I groom a lot of poodles and ‘oodles and bichon’s. I was recently asked how to keep their coat looking full since they tend to get curly and flat very quickly. The answer is the slicker brush!

A slicker brush has short metal bristles which separate the hairs. You can brush with the grain or against the grain with a slicker brush and the more you brush, the fluffier your dog will become. There is a drawback, however, and that is that the bristles are metal and therefore can make your dog uncomfortable if you brush too hard. If you brush our your wirehaired dog with a slicker brush twice a week, you will have a fluffy, mat-free puppy!

I suggest putting your dog up on a counter or table (with a leash on and always being held onto) so that they know that they are about to be groomed and not to give you any fuss. Grooming a dog on the couch or floor works too, you just need to bend over and they can easily get away from you. Pay attention to your energy and body language. Grooming your dog should be relaxing and enjoyable but if you are nervous, anxious, stressed, hyper or in a hurry, your dog will sense your unbalanced state and not be relaxed either. Breathe often, take your time, don’t talk to them unless it’s a calm “tch” to snap them out of any inappropriate behavior (trying to pull away, pulling their leg out of your hand, trying to move around, or fixating on the brush). Dogs get most uncomfortable with their front legs being brushed, so go slowly and gently. Try to get as close to the skin as possible. It is common for owners to brush out their dogs on the surface, but if you examine the coat closely, it is still matted underneath. Brushing on top of a mat is painful to your dog and is often the reason why they fuss when being brushed. Brushing frequently helps eliminate this issue. (Don’t forget to sanitize your counter or table when you’re done!)

If you find a mat or knot in your dog’s coat, cut it out immediately. Knots start off harmlessly enough, but they work themselves closer and closer to your dog’s skin, pulling and itching them to the point where they can make your dog bleed. Avoid this issue by chopping them out asap. Trouble areas for mats include: inside the ear, where the ear connects to the head, armpits, and thigh/belly.

Lastly, keep an eye on the hair that grows in your dog’s ears.

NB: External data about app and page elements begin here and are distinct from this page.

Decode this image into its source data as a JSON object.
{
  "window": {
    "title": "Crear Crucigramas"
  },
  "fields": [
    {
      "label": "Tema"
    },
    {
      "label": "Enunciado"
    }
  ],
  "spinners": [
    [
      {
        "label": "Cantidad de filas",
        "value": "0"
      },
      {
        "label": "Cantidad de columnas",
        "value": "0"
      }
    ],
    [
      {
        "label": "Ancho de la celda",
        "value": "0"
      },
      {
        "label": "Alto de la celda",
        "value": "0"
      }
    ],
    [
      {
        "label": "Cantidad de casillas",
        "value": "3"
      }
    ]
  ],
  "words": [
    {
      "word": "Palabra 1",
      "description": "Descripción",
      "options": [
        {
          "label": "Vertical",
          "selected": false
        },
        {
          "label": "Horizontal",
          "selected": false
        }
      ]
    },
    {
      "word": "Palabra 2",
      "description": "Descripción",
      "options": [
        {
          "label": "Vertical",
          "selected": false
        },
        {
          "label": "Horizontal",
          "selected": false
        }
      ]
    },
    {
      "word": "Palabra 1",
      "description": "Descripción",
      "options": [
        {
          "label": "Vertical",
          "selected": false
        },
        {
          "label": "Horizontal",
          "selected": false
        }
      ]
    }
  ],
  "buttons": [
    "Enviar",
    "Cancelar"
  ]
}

It needs to come out to avoid mixing with the ear wax and forming a knot (super uncomfortable for your dog and your groomer). Just pull it out with your fingers–it comes out super easily and doesn’t hurt your dog at all.

Lead your dog!